10 When the stock market goes nuts, do not go near an open window. If you do, at best, you will think about jumping out. At worst, you will take a jump and then realize the window is on the ground floor. (Pretty embarrassing dropping thirty-six inches)
9 When the stock market goes nuts, do not call your broker. If you do, at best, they will talk you into calming down. At worst, you and your broker will be calm as you lose 20% of your 401K. (Now, don’t you feel better after the call?)
8 When the stock market goes nuts, do not panic. If you do, at best, you will embarrass yourself in front of co-workers and family. At worst, you will need to seek a specialist on hair replacement when the panic is over. (That bare spot on the side definitely needs attention)
7 When the stock market goes nuts, do not sell anything. If you do, at best, you will feel in control but poorer. At worst, you will incur losses that will take years to replace, and now you waited too long to get back in, and the prices are already too high. (I know it’s complicated)
6 When the stock market goes nuts, do not listen to the analysts’ advice. If you do, at best, you will make a sudden move, and you will be already too late to save money. At worst, you will listen to the wrong analysis and do the opposite of the right thing. (After all, no two analysts have the same advice)
5 When the stock market goes nuts, do not let others know how bad things look. If you do, at best, you will have to deal with their concerns and advice and the problem of lost value. At worst, you will be compelled to make an unwarranted move to convince others you are in control. (This is true if you are the custodian of others’ funds)
4 When the stock market goes nuts, do not check your accounts.
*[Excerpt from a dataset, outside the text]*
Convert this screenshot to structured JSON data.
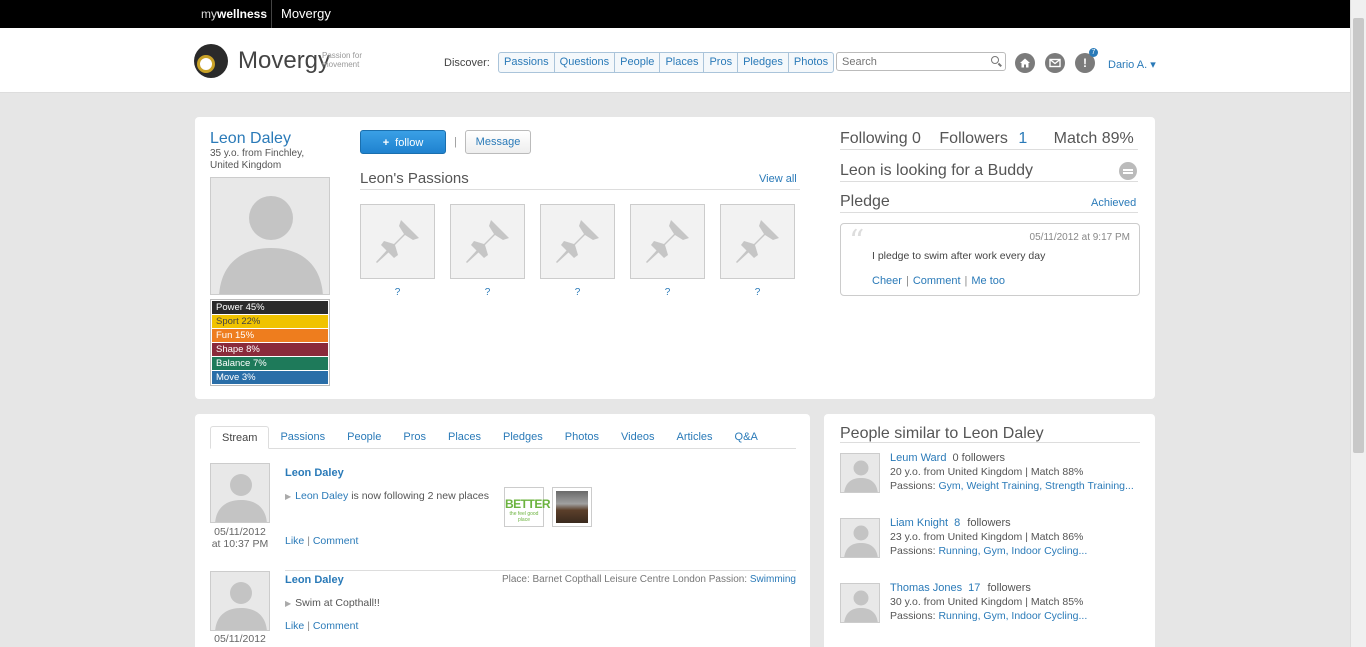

If you do, at best, you will be tempted to make a sudden ill-advised move. At worst, you will focus on the negative reports to the point where you will need shock therapy to make a comeback. (Positive reports are not valuable in the current situation.)
3 When the stock market goes nuts, do not read the financial news. If you do, At best, you will be convinced the world is coming to an end. At worst, you will need to have a cardiologist on speed dial to handle your recurring symptoms of heart failure. (Makes you want to be a trained EMS tech so you can self-administer defibrillation. Of course, you can take those paddles yourself, right?)
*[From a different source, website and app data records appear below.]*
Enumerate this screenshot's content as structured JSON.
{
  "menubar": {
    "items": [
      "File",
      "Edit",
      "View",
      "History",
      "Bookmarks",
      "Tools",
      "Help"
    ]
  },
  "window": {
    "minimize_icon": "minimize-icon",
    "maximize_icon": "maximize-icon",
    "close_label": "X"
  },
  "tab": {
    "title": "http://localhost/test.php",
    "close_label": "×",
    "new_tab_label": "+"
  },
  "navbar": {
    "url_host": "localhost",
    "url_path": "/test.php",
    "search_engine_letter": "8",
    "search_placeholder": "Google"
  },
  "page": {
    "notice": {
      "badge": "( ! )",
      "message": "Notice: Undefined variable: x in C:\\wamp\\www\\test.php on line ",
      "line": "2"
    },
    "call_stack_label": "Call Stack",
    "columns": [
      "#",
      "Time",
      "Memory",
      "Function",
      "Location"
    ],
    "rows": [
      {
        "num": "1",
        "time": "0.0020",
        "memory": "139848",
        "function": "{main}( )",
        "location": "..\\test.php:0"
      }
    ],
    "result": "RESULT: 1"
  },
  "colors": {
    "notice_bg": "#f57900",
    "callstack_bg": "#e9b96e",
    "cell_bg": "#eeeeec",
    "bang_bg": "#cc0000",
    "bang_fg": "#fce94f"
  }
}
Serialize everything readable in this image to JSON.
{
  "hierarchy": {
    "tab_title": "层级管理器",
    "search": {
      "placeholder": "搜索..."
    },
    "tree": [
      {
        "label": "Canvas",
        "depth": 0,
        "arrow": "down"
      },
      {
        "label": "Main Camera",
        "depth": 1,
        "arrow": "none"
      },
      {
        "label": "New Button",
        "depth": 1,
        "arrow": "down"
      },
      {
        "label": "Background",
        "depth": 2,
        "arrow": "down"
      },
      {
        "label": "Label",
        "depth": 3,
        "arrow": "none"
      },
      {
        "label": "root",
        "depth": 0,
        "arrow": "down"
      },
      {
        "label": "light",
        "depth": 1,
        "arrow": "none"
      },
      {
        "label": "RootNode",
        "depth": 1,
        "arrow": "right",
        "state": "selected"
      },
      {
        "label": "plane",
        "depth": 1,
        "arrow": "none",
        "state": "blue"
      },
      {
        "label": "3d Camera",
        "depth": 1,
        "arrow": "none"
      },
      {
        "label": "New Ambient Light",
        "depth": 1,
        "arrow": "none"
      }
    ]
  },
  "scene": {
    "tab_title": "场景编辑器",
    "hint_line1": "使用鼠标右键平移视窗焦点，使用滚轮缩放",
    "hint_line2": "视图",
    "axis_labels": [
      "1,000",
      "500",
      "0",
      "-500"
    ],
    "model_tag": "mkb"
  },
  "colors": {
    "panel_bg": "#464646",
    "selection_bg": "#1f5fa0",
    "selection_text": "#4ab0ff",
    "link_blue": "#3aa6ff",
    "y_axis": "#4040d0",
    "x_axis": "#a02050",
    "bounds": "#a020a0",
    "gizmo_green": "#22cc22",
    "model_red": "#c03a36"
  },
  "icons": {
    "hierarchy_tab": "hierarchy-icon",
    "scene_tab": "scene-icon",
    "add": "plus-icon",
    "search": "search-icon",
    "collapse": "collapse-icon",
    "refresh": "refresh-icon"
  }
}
2 When the stock market goes nuts, do not go into the local pub. If you do, at best, the problem will still be there tomorrow, along with that gigantic throbbing head sharing your bed. At worst, you will get it into your mind to have it out once and for all with the stock seller person, and the police intercept you before you get to where they live. (Don’t worry about the DUI. As bad as it is, it’s easier to handle than what you were thinking about doing last night.)
1 When the stock market goes nuts, do not forget why you invested in stocks in the first place. If you do, at best, you’ll neglect your long-range financial goals. At worst, you will put all your money into a box under the bed with the possibility that it will be worth much less in the future or a burglar will find it. (Not to mention you arguing with the firefighters about getting back into your burning house.)